Banana is one of the fruits available every season and widely consumed in many homes in Europe, the United States and Asia. How I wish these bananas could tell the consumers the story of where they come from? A young Cameroonian named Franck Bieleu made a documentary called “The Big Banana” that profiles the numerous problems and horrendous challenges the Haut Penja Plantation’s (HPP) workers and those who live near it face.  The next time you buy or see bananas do not rule out the fact they might have come Africa and most likely from Cameroon and possibly from Haut Penja Plantation.  In 2018 by the United Nations Food and Agriculture Organization (AFO) ranked Cameroon first producer and exporter of Bananas in Africa.  

Horrible Labor Conditions

Employees work long hours and there is no overtime pay. Their salary of $52 is lower than the minimum wage ($65) required by the State of Cameroon. Obviously, this salary is not a living wage and cannot help send their children to school. Those employed are reluctant to fight for better conditions because they are afraid of losing their jobs.

Land Grabbing

After their land was confiscated and given to the company, these family have no choice but to work in this plantation to survive. Loum-Penja is the most fertile region of Cameroon and was one of the bread baskets of the country. The Haut  Penja plantation (PHP), formerly owned by local farmers, was bought by the French company La Fruitière in 1983. In 2004, Dole, an American company, bought 40% of the shares of La Fruitière.

Use of chemical products

It is possible that la Fruitière uses prohibited herbicides, pesticides, nematicides, fungicides. Chemicals are applied aerially forty times a month. Employees are rarely warned about the aerial crop-dusting. The chemicals are sprayed on employees and inhabitants surrounding this plantation. It has been reported that due to these chemicals, many employees have lost their sight.

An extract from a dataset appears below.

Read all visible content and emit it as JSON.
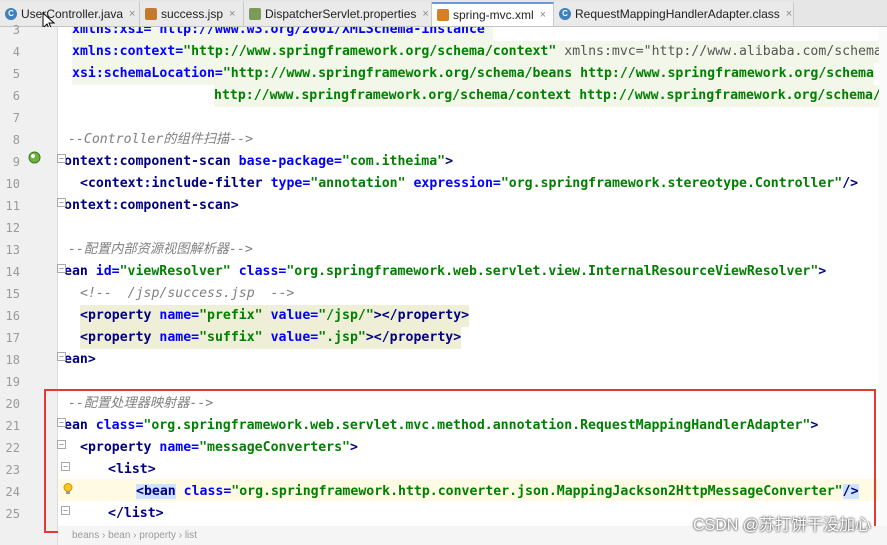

Chlordecone is one of the chemicals it uses and it is very toxic.  The National cancer Institute defines Chlordecone  as “A very stable, colorless, odorless, synthetic chlorinated polycyclic hydrocarbon that is a degradation product of Mirex. Chlordecone has been used as an insecticide on bananas, non-bearing citrus trees, tobacco, lawns and flowers. Exposure to this substance causes neurological symptoms, such as tremors and slurred speech. Chlordecone is reasonably anticipated to be a human carcinogen based on evidence of carcinogenicity in experimental animals. (NCI05)”.

To prevent bananas from ripening too soon, they are dipped in a liquid solution containing chemicals before putting them in boxes. After usage that solution is dumped in the water stream, thus contaminating people’s water sources.  Recently the cases of cancer were reported.

When the population went to complain to the authorities, Mister Gilbert Hann, director of Haut Penja Plantation’s Saint Jean de Malte hospital said “these people are peasants. They are not educated. How could anyone believe pesticides cause cancer!”. Their grievances have never been attended to by the government because the company pays bribes.

Now you know, what can you do?

In the name of corporate responsibility, we have the duty to learn where our food come from and demand better condition for those who produce what we eat. In this case, the abuse of workers, the corruption, the dumping of chemicals in locals’ water sources must be condemned. The next time you see a Dole labeled banana think of the exploited workers, the poisoned land and water, the land grabbing at the expense of local small farm holder. It’s through our buying power that the company prospers. Today you have a choice

Learn More

Le Cameroun, leader dans la production de banana. 

Minimum-Wage.org, Cameroon Minimum wage, labor law, and employment Data Sheet

This article was first posted on www.afjn.org